*** SUPPLIED MATERIAL ***
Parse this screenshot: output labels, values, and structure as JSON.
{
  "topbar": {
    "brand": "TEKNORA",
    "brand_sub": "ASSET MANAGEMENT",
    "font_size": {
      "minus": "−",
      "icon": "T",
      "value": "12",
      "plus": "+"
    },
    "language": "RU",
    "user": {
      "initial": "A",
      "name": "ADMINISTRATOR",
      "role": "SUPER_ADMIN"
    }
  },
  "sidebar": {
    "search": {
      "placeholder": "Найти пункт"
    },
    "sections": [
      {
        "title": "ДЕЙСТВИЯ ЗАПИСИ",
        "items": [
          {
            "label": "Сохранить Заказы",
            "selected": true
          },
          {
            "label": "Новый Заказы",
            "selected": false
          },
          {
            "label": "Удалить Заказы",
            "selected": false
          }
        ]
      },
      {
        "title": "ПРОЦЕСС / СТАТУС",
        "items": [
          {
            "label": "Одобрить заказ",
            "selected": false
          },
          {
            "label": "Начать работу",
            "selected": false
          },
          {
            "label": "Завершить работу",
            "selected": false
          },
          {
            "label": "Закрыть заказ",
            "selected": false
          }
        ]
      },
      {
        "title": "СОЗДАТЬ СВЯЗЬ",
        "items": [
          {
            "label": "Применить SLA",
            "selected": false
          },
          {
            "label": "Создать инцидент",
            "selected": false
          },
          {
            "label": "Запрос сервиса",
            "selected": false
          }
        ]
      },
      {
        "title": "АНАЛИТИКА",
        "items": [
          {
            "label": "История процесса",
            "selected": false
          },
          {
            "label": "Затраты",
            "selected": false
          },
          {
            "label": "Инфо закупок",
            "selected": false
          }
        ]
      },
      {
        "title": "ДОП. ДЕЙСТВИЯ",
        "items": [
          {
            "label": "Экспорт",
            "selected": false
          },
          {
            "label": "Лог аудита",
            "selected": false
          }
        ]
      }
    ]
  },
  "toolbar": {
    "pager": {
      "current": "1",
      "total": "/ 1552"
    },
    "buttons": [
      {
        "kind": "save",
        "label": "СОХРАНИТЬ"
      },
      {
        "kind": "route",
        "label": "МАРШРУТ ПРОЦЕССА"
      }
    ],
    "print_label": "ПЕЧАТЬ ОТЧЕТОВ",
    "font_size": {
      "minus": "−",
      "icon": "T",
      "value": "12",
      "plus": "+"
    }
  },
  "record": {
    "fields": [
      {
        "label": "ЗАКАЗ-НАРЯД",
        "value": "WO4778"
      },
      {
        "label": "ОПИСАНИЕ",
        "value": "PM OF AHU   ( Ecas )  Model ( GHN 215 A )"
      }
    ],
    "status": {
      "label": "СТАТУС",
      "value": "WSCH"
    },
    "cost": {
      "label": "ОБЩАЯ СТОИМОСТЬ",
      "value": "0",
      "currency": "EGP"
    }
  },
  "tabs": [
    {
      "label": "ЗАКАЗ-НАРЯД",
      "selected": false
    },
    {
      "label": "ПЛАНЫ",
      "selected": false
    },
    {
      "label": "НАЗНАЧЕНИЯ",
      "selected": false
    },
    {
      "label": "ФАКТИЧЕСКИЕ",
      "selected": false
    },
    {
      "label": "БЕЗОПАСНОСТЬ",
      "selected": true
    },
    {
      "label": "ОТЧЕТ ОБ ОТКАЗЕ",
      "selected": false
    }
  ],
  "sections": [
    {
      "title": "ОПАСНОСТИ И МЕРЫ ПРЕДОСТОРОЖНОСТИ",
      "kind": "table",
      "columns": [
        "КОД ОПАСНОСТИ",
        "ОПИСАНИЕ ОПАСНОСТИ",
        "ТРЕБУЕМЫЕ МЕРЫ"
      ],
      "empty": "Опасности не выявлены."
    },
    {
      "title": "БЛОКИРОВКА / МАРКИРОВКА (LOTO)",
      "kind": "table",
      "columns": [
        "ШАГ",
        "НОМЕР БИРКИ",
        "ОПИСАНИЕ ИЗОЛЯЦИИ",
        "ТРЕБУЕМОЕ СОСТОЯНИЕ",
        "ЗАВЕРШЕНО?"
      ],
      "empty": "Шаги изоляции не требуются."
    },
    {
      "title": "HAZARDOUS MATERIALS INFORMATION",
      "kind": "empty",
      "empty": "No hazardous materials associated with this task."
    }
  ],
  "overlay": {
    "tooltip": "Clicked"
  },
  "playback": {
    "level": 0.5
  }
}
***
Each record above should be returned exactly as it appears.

## RESULT:
Parse this screenshot: output labels, values, and structure as JSON.
{
  "topbar": {
    "brand": "TEKNORA",
    "brand_sub": "ASSET MANAGEMENT",
    "font_size": {
      "minus": "−",
      "icon": "T",
      "value": "12",
      "plus": "+"
    },
    "language": "RU",
    "user": {
      "initial": "A",
      "name": "ADMINISTRATOR",
      "role": "SUPER_ADMIN"
    }
  },
  "sidebar": {
    "search": {
      "placeholder": "Найти пункт"
    },
    "sections": [
      {
        "title": "ДЕЙСТВИЯ ЗАПИСИ",
        "items": [
          {
            "label": "Сохранить Заказы",
            "selected": true
          },
          {
            "label": "Новый Заказы",
            "selected": false
          },
          {
            "label": "Удалить Заказы",
            "selected": false
          }
        ]
      },
      {
        "title": "ПРОЦЕСС / СТАТУС",
        "items": [
          {
            "label": "Одобрить заказ",
            "selected": false
          },
          {
            "label": "Начать работу",
            "selected": false
          },
          {
            "label": "Завершить работу",
            "selected": false
          },
          {
            "label": "Закрыть заказ",
            "selected": false
          }
        ]
      },
      {
        "title": "СОЗДАТЬ СВЯЗЬ",
        "items": [
          {
            "label": "Применить SLA",
            "selected": false
          },
          {
            "label": "Создать инцидент",
            "selected": false
          },
          {
            "label": "Запрос сервиса",
            "selected": false
          }
        ]
      },
      {
        "title": "АНАЛИТИКА",
        "items": [
          {
            "label": "История процесса",
            "selected": false
          },
          {
            "label": "Затраты",
            "selected": false
          },
          {
            "label": "Инфо закупок",
            "selected": false
          }
        ]
      },
      {
        "title": "ДОП. ДЕЙСТВИЯ",
        "items": [
          {
            "label": "Экспорт",
            "selected": false
          },
          {
            "label": "Лог аудита",
            "selected": false
          }
        ]
      }
    ]
  },
  "toolbar": {
    "pager": {
      "current": "1",
      "total": "/ 1552"
    },
    "buttons": [
      {
        "kind": "save",
        "label": "СОХРАНИТЬ"
      },
      {
        "kind": "route",
        "label": "МАРШРУТ ПРОЦЕССА"
      }
    ],
    "print_label": "ПЕЧАТЬ ОТЧЕТОВ",
    "font_size": {
      "minus": "−",
      "icon": "T",
      "value": "12",
      "plus": "+"
    }
  },
  "record": {
    "fields": [
      {
        "label": "ЗАКАЗ-НАРЯД",
        "value": "WO4778"
      },
      {
        "label": "ОПИСАНИЕ",
        "value": "PM OF AHU   ( Ecas )  Model ( GHN 215 A )"
      }
    ],
    "status": {
      "label": "СТАТУС",
      "value": "WSCH"
    },
    "cost": {
      "label": "ОБЩАЯ СТОИМОСТЬ",
      "value": "0",
      "currency": "EGP"
    }
  },
  "tabs": [
    {
      "label": "ЗАКАЗ-НАРЯД",
      "selected": false
    },
    {
      "label": "ПЛАНЫ",
      "selected": false
    },
    {
      "label": "НАЗНАЧЕНИЯ",
      "selected": false
    },
    {
      "label": "ФАКТИЧЕСКИЕ",
      "selected": false
    },
    {
      "label": "БЕЗОПАСНОСТЬ",
      "selected": true
    },
    {
      "label": "ОТЧЕТ ОБ ОТКАЗЕ",
      "selected": false
    }
  ],
  "sections": [
    {
      "title": "ОПАСНОСТИ И МЕРЫ ПРЕДОСТОРОЖНОСТИ",
      "kind": "table",
      "columns": [
        "КОД ОПАСНОСТИ",
        "ОПИСАНИЕ ОПАСНОСТИ",
        "ТРЕБУЕМЫЕ МЕРЫ"
      ],
      "empty": "Опасности не выявлены."
    },
    {
      "title": "БЛОКИРОВКА / МАРКИРОВКА (LOTO)",
      "kind": "table",
      "columns": [
        "ШАГ",
        "НОМЕР БИРКИ",
        "ОПИСАНИЕ ИЗОЛЯЦИИ",
        "ТРЕБУЕМОЕ СОСТОЯНИЕ",
        "ЗАВЕРШЕНО?"
      ],
      "empty": "Шаги изоляции не требуются."
    },
    {
      "title": "HAZARDOUS MATERIALS INFORMATION",
      "kind": "empty",
      "empty": "No hazardous materials associated with this task."
    }
  ],
  "overlay": {
    "tooltip": "Clicked"
  },
  "playback": {
    "level": 0.5
  }
}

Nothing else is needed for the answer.